Component data from apps and pages:
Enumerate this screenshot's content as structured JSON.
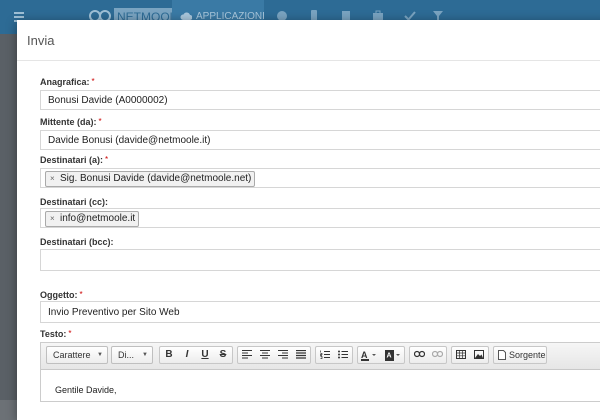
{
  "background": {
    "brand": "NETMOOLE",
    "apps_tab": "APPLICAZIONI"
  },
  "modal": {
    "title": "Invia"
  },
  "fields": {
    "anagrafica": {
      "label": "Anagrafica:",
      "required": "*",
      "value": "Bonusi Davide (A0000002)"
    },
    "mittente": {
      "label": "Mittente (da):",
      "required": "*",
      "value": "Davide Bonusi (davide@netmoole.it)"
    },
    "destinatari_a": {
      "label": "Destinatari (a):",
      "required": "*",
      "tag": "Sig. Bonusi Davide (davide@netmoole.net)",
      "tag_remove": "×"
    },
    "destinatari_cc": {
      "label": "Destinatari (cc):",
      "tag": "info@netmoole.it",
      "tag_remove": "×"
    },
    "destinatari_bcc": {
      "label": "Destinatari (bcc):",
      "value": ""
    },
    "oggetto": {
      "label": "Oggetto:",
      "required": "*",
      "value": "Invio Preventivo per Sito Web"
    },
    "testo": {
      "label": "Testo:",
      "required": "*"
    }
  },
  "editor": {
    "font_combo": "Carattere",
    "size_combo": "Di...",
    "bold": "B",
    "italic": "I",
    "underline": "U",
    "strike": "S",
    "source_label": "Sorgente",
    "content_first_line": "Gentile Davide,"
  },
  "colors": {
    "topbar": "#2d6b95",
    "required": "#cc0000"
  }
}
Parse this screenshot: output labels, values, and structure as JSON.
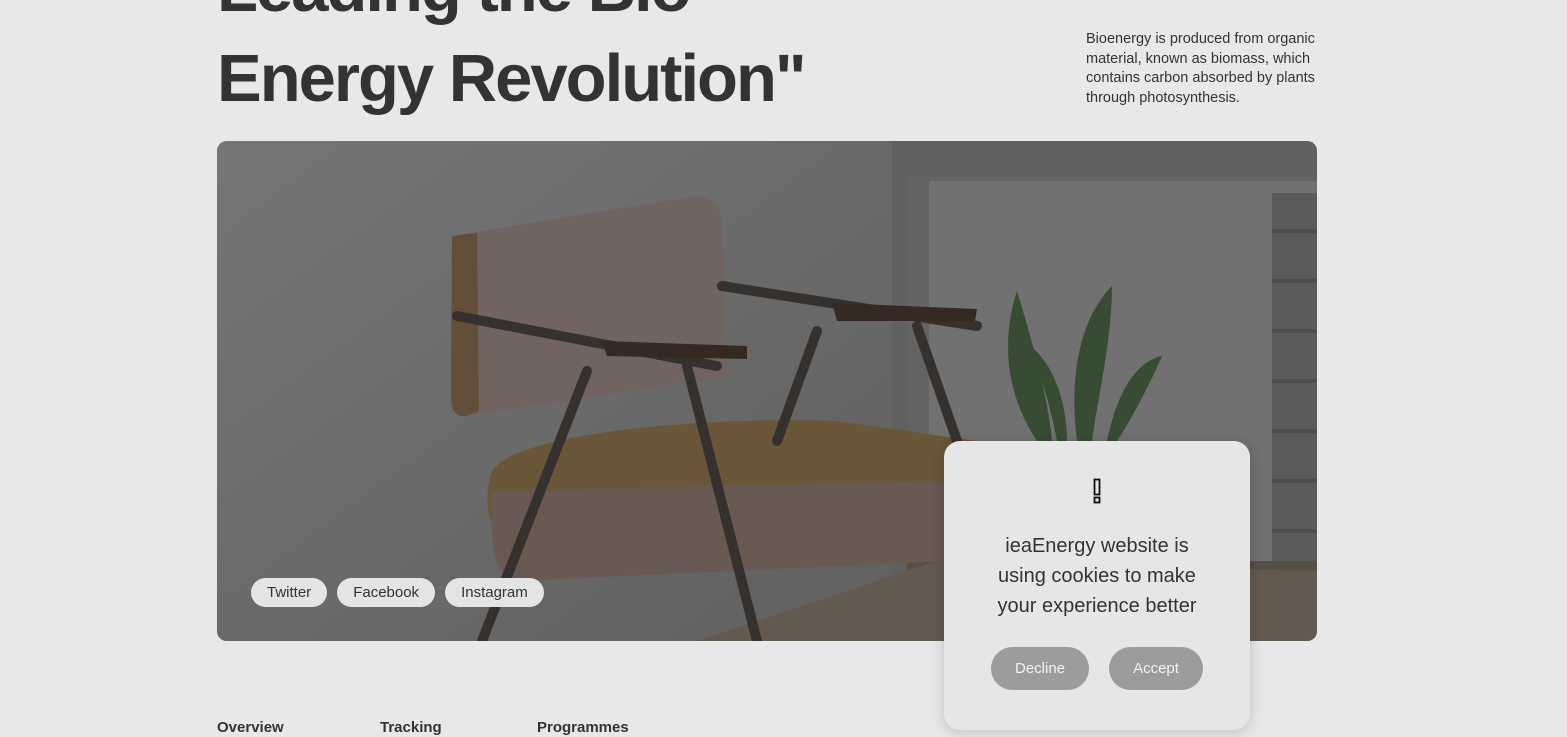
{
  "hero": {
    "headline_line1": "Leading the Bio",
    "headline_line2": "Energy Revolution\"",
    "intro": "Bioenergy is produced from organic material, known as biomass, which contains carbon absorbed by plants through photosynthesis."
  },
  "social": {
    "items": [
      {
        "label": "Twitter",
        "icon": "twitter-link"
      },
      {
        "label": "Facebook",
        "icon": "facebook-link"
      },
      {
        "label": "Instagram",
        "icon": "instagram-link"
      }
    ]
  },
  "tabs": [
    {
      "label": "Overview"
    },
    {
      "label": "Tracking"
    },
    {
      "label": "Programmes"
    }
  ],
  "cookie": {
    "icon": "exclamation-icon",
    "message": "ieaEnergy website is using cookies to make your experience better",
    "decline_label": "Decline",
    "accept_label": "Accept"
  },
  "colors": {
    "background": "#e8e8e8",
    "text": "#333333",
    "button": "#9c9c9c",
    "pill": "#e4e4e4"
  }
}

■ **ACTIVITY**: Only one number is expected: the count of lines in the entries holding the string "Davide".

■ **EXPECTED OUTPUT**: 4